The large hillside, west of the raised walkway, is the main area of the mine operation. The area is underlain by the metamorphic rocks of the Chopawamsic Formation.
During the mine’s operation and after its closure, sulfuric acid leaked into the soil and the nearby stream from waste rock piles causing the soil and water to become too acidic to support life. Without any plants to hold the soil in place, erosion of the hill occurred rapidly and the stream became devoid of life. In 1998 the park worked with the Commonwealth of Virginia to stablize this mine site and to correct these harmful effects.
This is the last stop on the main trail. As you walk back along the Pyrite Mine Road toward the Scenic Drive, take note of the rocks located along the hilltop and on the road. They are Coastal Plain sediments and formed as streams flowed into an ancient tidal area of the Atlantic Ocean.
Additional Sites of Interest
Pine Grove Picnic Area, Laurel Loop and Birch Bluff Trails
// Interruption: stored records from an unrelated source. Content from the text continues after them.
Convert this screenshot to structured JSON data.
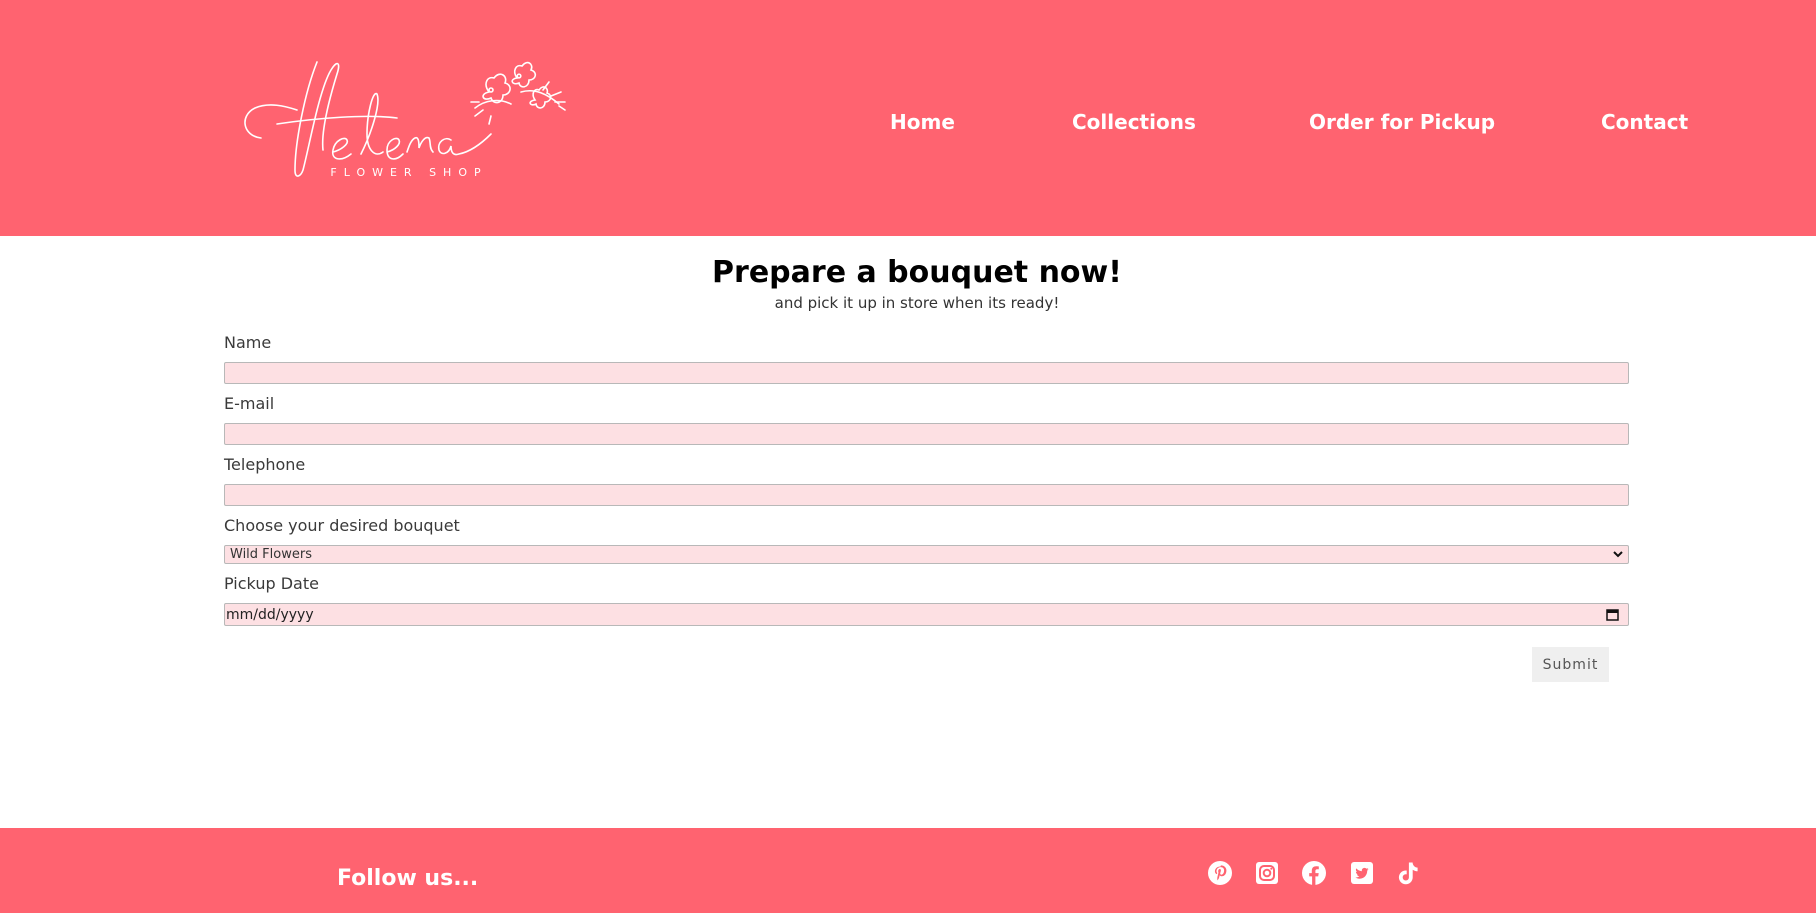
{
  "brand": {
    "logo_script": "Helena",
    "logo_tagline": "FLOWER SHOP",
    "color": "#ff6370"
  },
  "nav": {
    "items": [
      {
        "label": "Home"
      },
      {
        "label": "Collections"
      },
      {
        "label": "Order for Pickup"
      },
      {
        "label": "Contact"
      }
    ]
  },
  "main": {
    "title": "Prepare a bouquet now!",
    "subtitle": "and pick it up in store when its ready!"
  },
  "form": {
    "name_label": "Name",
    "name_value": "",
    "email_label": "E-mail",
    "email_value": "",
    "telephone_label": "Telephone",
    "telephone_value": "",
    "bouquet_label": "Choose your desired bouquet",
    "bouquet_selected": "Wild Flowers",
    "pickup_label": "Pickup Date",
    "pickup_placeholder": "mm/dd/yyyy",
    "submit_label": "Submit",
    "field_color": "#fde0e3"
  },
  "footer": {
    "follow_label": "Follow us...",
    "socials": [
      {
        "icon": "pinterest-icon"
      },
      {
        "icon": "instagram-icon"
      },
      {
        "icon": "facebook-icon"
      },
      {
        "icon": "twitter-icon"
      },
      {
        "icon": "tiktok-icon"
      }
    ]
  }
}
This area was once submerged beneath the ocean. Later it was home to dinosaurs. Some fossilized tree trunks have been found in these sediments. The many pebbles, cobbles, and sand grains were deposited here about 150 million years ago by streams and by the Atlantic Ocean. This area is part of the Coastal Plain province.
These large, layered, grayish-green rocks located on both sides of the Laurel Loop trail are the result of a continental collision. When continents collide, the crust buckles and forms mountains. The intense heat and pressure cause the rocks in the surrounding region to change or metamorphose into the rocks you see now-Piedmont metamorphic rocks. The minerals and layering found in this exposure are typical traits of metamorphic rocks.
Site F: Birch Bluff Trail
The rocks lying exposed in Quantico Creek are greenstones. The greenish color of these rocks is caused by a mineral in the rock called epidote. These rocks formed originally as volcanic flows but were later metamorphosed into their present state during a continental collision. The highly polished surfaces of this outcrop develop as the scouring forces of sand and water smooth the rock into interesting shapes.
Site I: Algonquian Trail
As the stream erodes the ground here, many features become uncovered at the surface. This massive exposure of rock in the South Fork Quantico Creek is one such feature. Look closely, you can see the black shiny flakes of the mineral biotite. The continuous line of pink rock on the right side of the outcrop is called quartz. The quartz looks pink because it contains iron. On the bank, the glittery specks in the dust are called mica, and they are all that remains of rocks that once looked like the outcrop in the creek.
Last updated: August 11, 2018